Guy Fawkes is said to have been carrying this iron lantern when he was arrested in the cellars underneath the Houses of Parliament on the night of 4 November 1605, during his failed attempt to blow up the building and kill King James I, a Protestant.
The lantern was given to the University of Oxford by Robert Heywood in 1641. Heywood’s brother, Peter, was one of two people who searched the cellars of parliament that fateful night and is believed to have taken the lantern from Guy Fawkes during the initial struggle that prevented Fawkes from detonating the gunpowder. It is available to view in Gallery 2 of the Ashmolean’s lower ground floor.

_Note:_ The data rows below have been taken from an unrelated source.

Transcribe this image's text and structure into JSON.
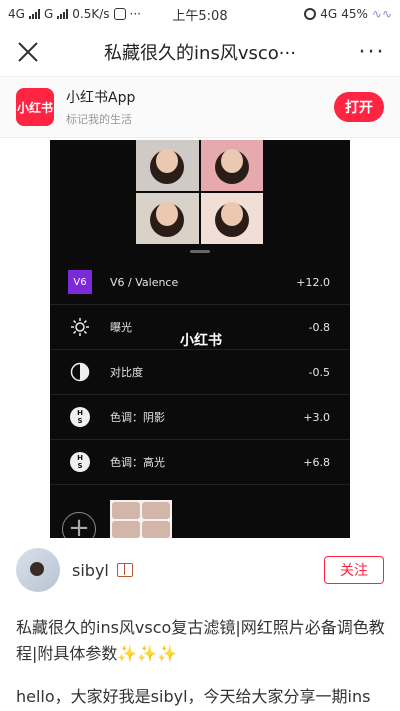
{
  "status_bar": {
    "network1": "4G",
    "network2": "G",
    "speed": "0.5K/s",
    "more": "···",
    "time": "上午5:08",
    "network3": "4G",
    "battery": "45%"
  },
  "nav": {
    "title": "私藏很久的ins风vsco···",
    "more": "···"
  },
  "app_banner": {
    "logo_text": "小红书",
    "app_name": "小红书App",
    "tagline": "标记我的生活",
    "open_label": "打开"
  },
  "photo": {
    "watermark": "小红书",
    "adjustments": [
      {
        "icon": "v6-badge",
        "badge": "V6",
        "label": "V6 / Valence",
        "value": "+12.0"
      },
      {
        "icon": "exposure-icon",
        "label": "曝光",
        "value": "-0.8"
      },
      {
        "icon": "contrast-icon",
        "label": "对比度",
        "value": "-0.5"
      },
      {
        "icon": "tone-hs-icon",
        "label": "色调：阴影",
        "value": "+3.0"
      },
      {
        "icon": "tone-hs-icon",
        "label": "色调：高光",
        "value": "+6.8"
      }
    ]
  },
  "author": {
    "name": "sibyl",
    "follow_label": "关注"
  },
  "note": {
    "title": "私藏很久的ins风vsco复古滤镜|网红照片必备调色教程|附具体参数✨✨✨",
    "body": "hello，大家好我是sibyl，今天给大家分享一期ins"
  }
}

Giant squid at the Natural History Museum, London
Opening: 17 May 2021
Historically thought of as a mythical creature, this rare 8.62-metre-long giant squid was accidentally caught by a deep-sea fishing trawler off the coast of the Falkland Islands in 2004.
Until that point, only fragments of the elusive animal had been found washed up on beaches or in the bellies of sperm whales. Archie, the museum’s nearly complete specimen, can be found in the space’s Darwin Centre, accessible via their £15 behind-the-scenes Spirit Tour.
Archie was so long that the museum’s preservation team struggled to find a tank big enough to house the cephalopod. In the end, they commissioned the same people who constructed tanks for artist Damien Hirst’s exhibitions to make him an appropriately-sized home.
If you’re keen to grab your diary and start planning your #BackToMuseums trips to see your favourite museum objects, don’t forget that with MA membership you can get free or discounted entry to over 900 museums across the UK.